March 17, 2007
Women of the Silk
Women of the Silk by Gail Tsukiyama
Finished on 3/12/07
Rating: 3/5 (Above Average)
2007 TBR Challenge #3
Gail Tsukiyama lends her voice to a landscape of exceptional beauty in Women of the Silk, and she peoples it with figures of women striding together toward a dream of autonomy and self-determination – women, Tsukiyama tells us, who Do Not Go Down to the Family; Women Who Braid Their Own Hair. This is the story of Pei and Lin, of their struggle for economic independence through what was known simply as “the silk work” in 1926, in a small village in rural China.
It is the story of the evolution of a sisterhood, and of a community of women who turn each of their misfortunes into a point of embarkation and an opportunity for a better, truer life. Pei and Lin set out to spin silk and succeed in spinning the power structure of an entire town into a form so new that they are able to organize the first workers’ union and lead the first strike the village has ever seen. By the novel’s end they seem to be spinning not silk, but whole worlds, from the precious threads of tenacity, good faith, and abiding courage. Though it confronts the failure of human hope and kindness in a tumultuous and disillusioned time, Tsukiyama’s tale is ultimately of friendship, kinship, and love, rendered with exquisite grace, and with all the fluent, resounding dignity of legend or song.

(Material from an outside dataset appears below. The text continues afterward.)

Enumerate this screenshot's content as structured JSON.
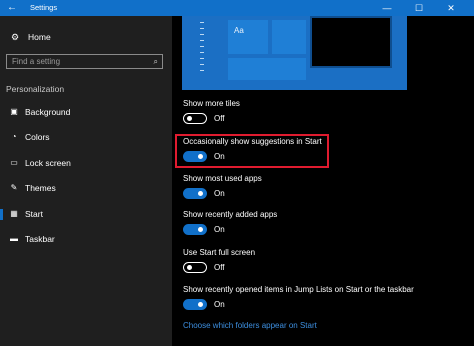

This is the fourth novel of Tsukiyama’s I’ve read, and like all but The Samurai’s Garden (which I gave a perfect 10 in 2002), it was just barely better than a lukewarm experience. I enjoyed most of it, but something (dramatic tension, perhaps?) was missing. If I had enjoyed all her other books, I’d be quick to say that the cause of my disappointment was simply that this was her debut novel (and possibly not as polished as her others). But it wasn’t such a bad experience that I won’t go on and read the sequel, The Language of Threads, especially since I already own a copy. And, I doubt I’ll wait too long to get to it; I don’t want to forget too many of the details from Women of the Silk. It’s definitely not one I would want to re-read. I’m still debating whether it’s one I even want to hang on to.

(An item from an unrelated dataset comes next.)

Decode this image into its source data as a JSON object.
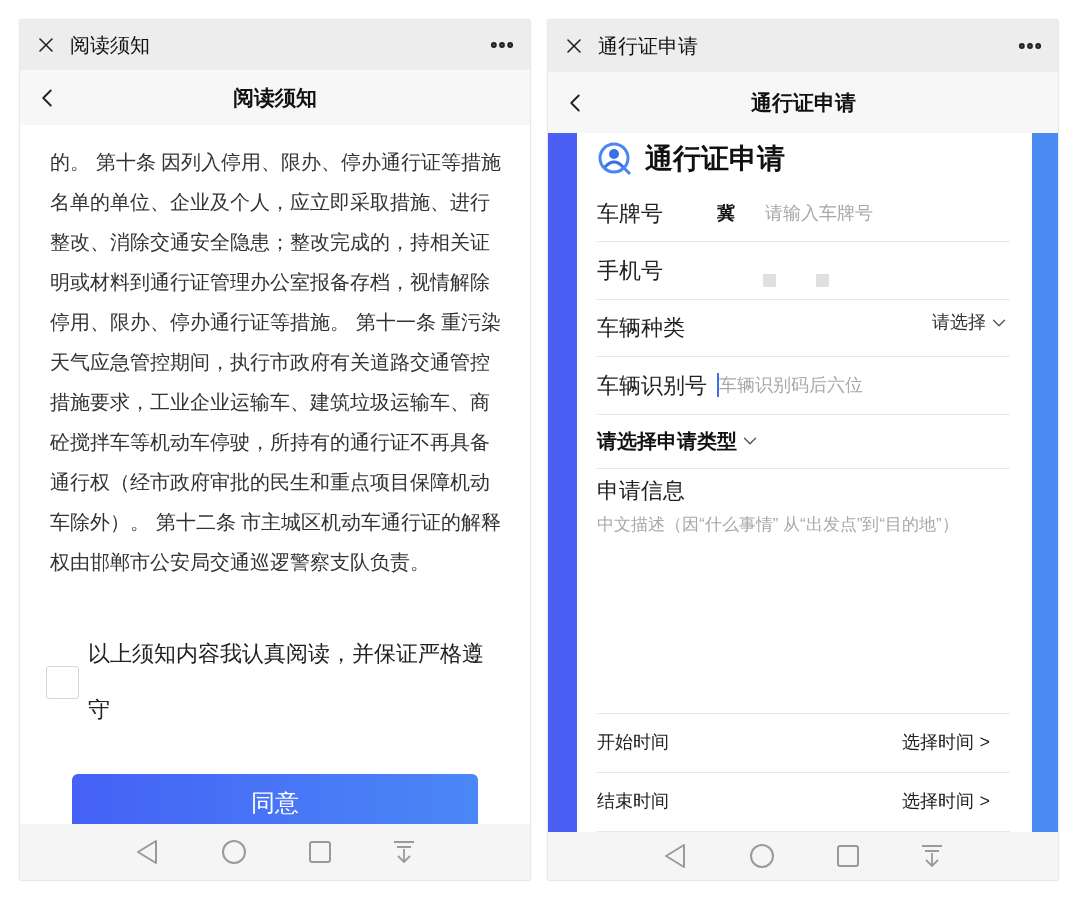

If you’ve never had the opportunity to read anything by Gail Tsukiyama, I strongly advise that you begin with The Samurai’s Garden. It’s simply one of the most lyrical novels I’ve ever read.
For a more glowing response to Women of the Silk, read Jana Siciliano’s lovely review here.